I am completely and utterly content to pay to keep my phone optimized. 

Cheetah Mobile, however, did not give me any option to pay them. 

As such, I'm using someone else now. I won't say who on the off-chance they turn out worse, but so far they seem far more willing to give me options than CM

20 September 2016

iOS 10 Impressions

I miss Slide-to-Unlock.
Yes, I'll get used to it, but did they have to cripple touchID along with it? For that matter, my iPhone doesn't have touchID, so I have to click the home button to wake it up. Part of the convenience of touchscreens is that we don't have to rely on buttons. At least, we don't have to rely on them for mundane tasks. Software can't solve simple physics problems like, "the more times you push a button, the more likely it is to break." 

I did have a pretty serious spot of grief when one of my drawing apps crashed while trying to save a sketch. The worst part is not only did it not save the sketch (which was expected), but every single piece I'd saved to my gallery up until that point was gone, including some unfinished works. Needless to say, I was furious. I was all over Twitter asking Autodesk and Apple what gives. Autodesk responded first and, to their eternal credit, they could not have been nicer about it. There wasn't anything they could really do and their advice pretty much amounted to "Shoulda done backed 'em up, son" but given the circumstances of this happening at the dawn of the iOS 10 debut, they wanted to know everything that happened. On top of that, they walked me through all the different ways to backup my gallery, from Google Drive to iCloud
It's a little baffling that for all of Autodesk's resources, backing up to something like A360 isn't a default. It's barely opt-in. As for Apple, they just asked me for the exact model number of my iPad

Fortunately, I had my iPad backed up via iTunes that very morning, so I could restore the pre iOS 10 version and back up my PSD files. Procreate is a little bit trickier somehow; it exports PSD files like Autodesk, but somehow iCloud thinks they're written in some alien language. 

13 September 2016

RED Talks (vertical)

Based on Richard Leach 's poem Red Dome
Itself based on an image by Hanan Kazma
Made with DeviantArt muro with the dome made in Sculptris. A background was first drawn in Muro, then imported into Sculptris as a background. The exported render from that was then brought back into Muro whereupon the edges of the dome were rubbed out to give the impression of being buried. A bit tedious, but it was a good exercise.
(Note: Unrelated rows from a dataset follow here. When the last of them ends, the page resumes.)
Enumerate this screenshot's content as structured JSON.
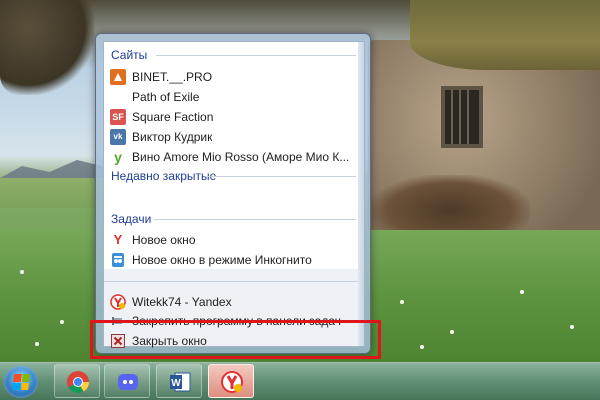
{
  "jumplist": {
    "sites_header": "Сайты",
    "recent_header": "Недавно закрытые",
    "tasks_header": "Задачи",
    "sites": [
      {
        "label": "BINET.__.PRO",
        "icon": "binet-icon",
        "color": "#e07020"
      },
      {
        "label": "Path of Exile",
        "icon": "none",
        "color": ""
      },
      {
        "label": "Square Faction",
        "icon": "sf-icon",
        "color": "#d9534f"
      },
      {
        "label": "Виктор Кудрик",
        "icon": "vk-icon",
        "color": "#4a76a8"
      },
      {
        "label": "Вино Amore Mio Rosso (Аморе Мио К...",
        "icon": "y-green-icon",
        "color": "#5ba82e"
      }
    ],
    "tasks": [
      {
        "label": "Новое окно",
        "icon": "yandex-y-icon"
      },
      {
        "label": "Новое окно в режиме Инкогнито",
        "icon": "incognito-icon"
      }
    ],
    "app_items": [
      {
        "label": "Witekk74 - Yandex",
        "icon": "yandex-browser-icon"
      },
      {
        "label": "Закрепить программу в панели задач",
        "icon": "pin-icon"
      },
      {
        "label": "Закрыть окно",
        "icon": "close-window-icon"
      }
    ]
  },
  "taskbar": {
    "items": [
      {
        "name": "chrome",
        "icon": "chrome-icon"
      },
      {
        "name": "discord",
        "icon": "discord-icon"
      },
      {
        "name": "word",
        "icon": "word-icon"
      },
      {
        "name": "yandex",
        "icon": "yandex-browser-icon"
      }
    ]
  },
  "colors": {
    "highlight": "#e0141b",
    "header_text": "#1e3c96",
    "yandex_red": "#e03030"
  }
}
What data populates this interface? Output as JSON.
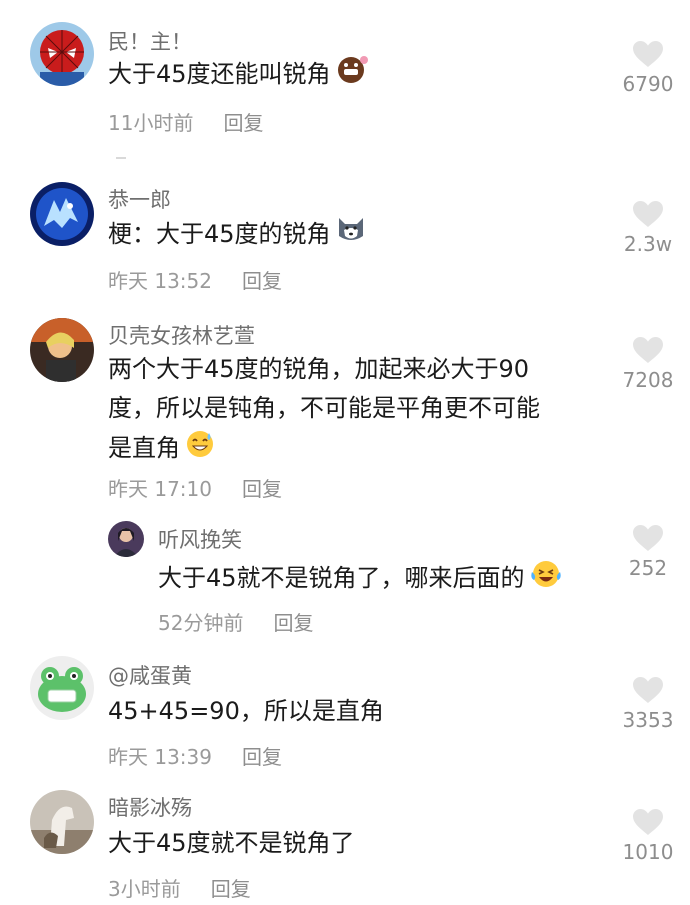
{
  "comments": [
    {
      "user": "民！主！",
      "text": "大于45度还能叫锐角",
      "time": "11小时前",
      "reply": "回复",
      "likes": "6790",
      "emoji": "grinning-face-emoji"
    },
    {
      "user": "恭一郎",
      "text": "梗：大于45度的锐角",
      "time": "昨天 13:52",
      "reply": "回复",
      "likes": "2.3w",
      "emoji": "husky-dog-emoji"
    },
    {
      "user": "贝壳女孩林艺萱",
      "line1": "两个大于45度的锐角，加起来必大于90",
      "line2": "度，所以是钝角，不可能是平角更不可能",
      "line3": "是直角",
      "time": "昨天 17:10",
      "reply": "回复",
      "likes": "7208",
      "emoji": "sweat-smile-emoji"
    },
    {
      "user": "听风挽笑",
      "text": "大于45就不是锐角了，哪来后面的",
      "time": "52分钟前",
      "reply": "回复",
      "likes": "252",
      "emoji": "laughing-tears-emoji"
    },
    {
      "user": "@咸蛋黄",
      "text": "45+45=90，所以是直角",
      "time": "昨天 13:39",
      "reply": "回复",
      "likes": "3353"
    },
    {
      "user": "暗影冰殇",
      "text": "大于45度就不是锐角了",
      "time": "3小时前",
      "reply": "回复",
      "likes": "1010"
    }
  ],
  "colors": {
    "username": "#6f6f6f",
    "text": "#1b1b1b",
    "meta": "#9a9a9a",
    "heart": "#e3e3e3"
  },
  "icons": {
    "like": "heart-icon"
  }
}
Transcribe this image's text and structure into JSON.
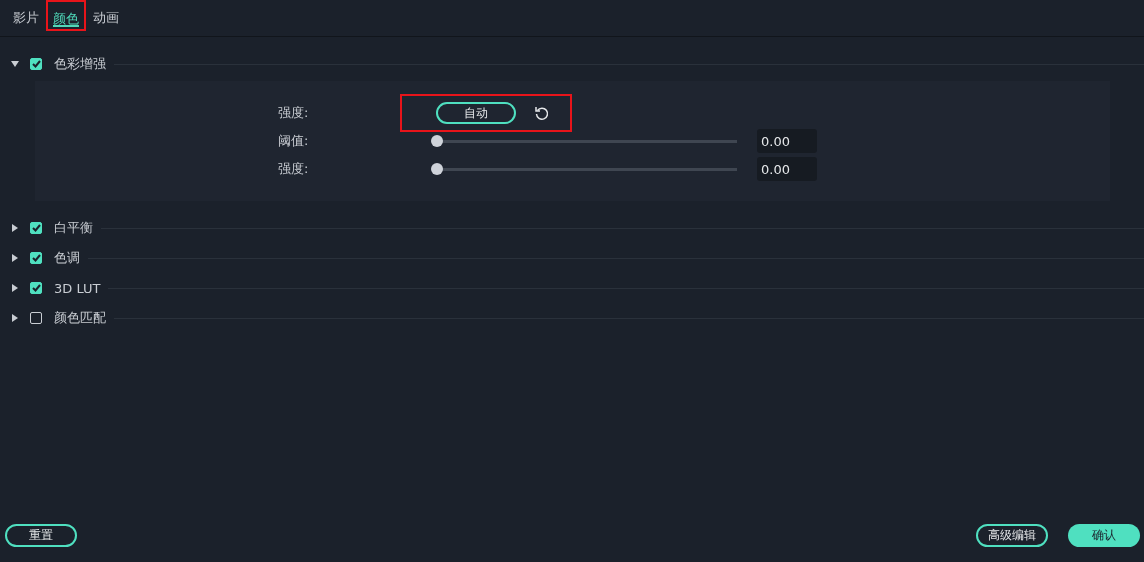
{
  "tabs": [
    {
      "label": "影片",
      "selected": false,
      "highlighted": false
    },
    {
      "label": "颜色",
      "selected": true,
      "highlighted": true
    },
    {
      "label": "动画",
      "selected": false,
      "highlighted": false
    }
  ],
  "sections": [
    {
      "title": "色彩增强",
      "checked": true,
      "expanded": true,
      "controls": [
        {
          "kind": "auto",
          "label": "强度:",
          "button": "自动",
          "highlighted": true
        },
        {
          "kind": "slider",
          "label": "阈值:",
          "level": 0,
          "value": "0.00"
        },
        {
          "kind": "slider",
          "label": "强度:",
          "level": 0,
          "value": "0.00"
        }
      ]
    },
    {
      "title": "白平衡",
      "checked": true,
      "expanded": false
    },
    {
      "title": "色调",
      "checked": true,
      "expanded": false
    },
    {
      "title": "3D LUT",
      "checked": true,
      "expanded": false
    },
    {
      "title": "颜色匹配",
      "checked": false,
      "expanded": false
    }
  ],
  "footer": {
    "reset": "重置",
    "advanced": "高级编辑",
    "confirm": "确认"
  }
}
I was going to do a more straightforward painting, and I still might, but this will do for now. 
This is a special vertically oriented version of the painting, essentially a remake. It's the exact same process as before, only in a "portrait" format.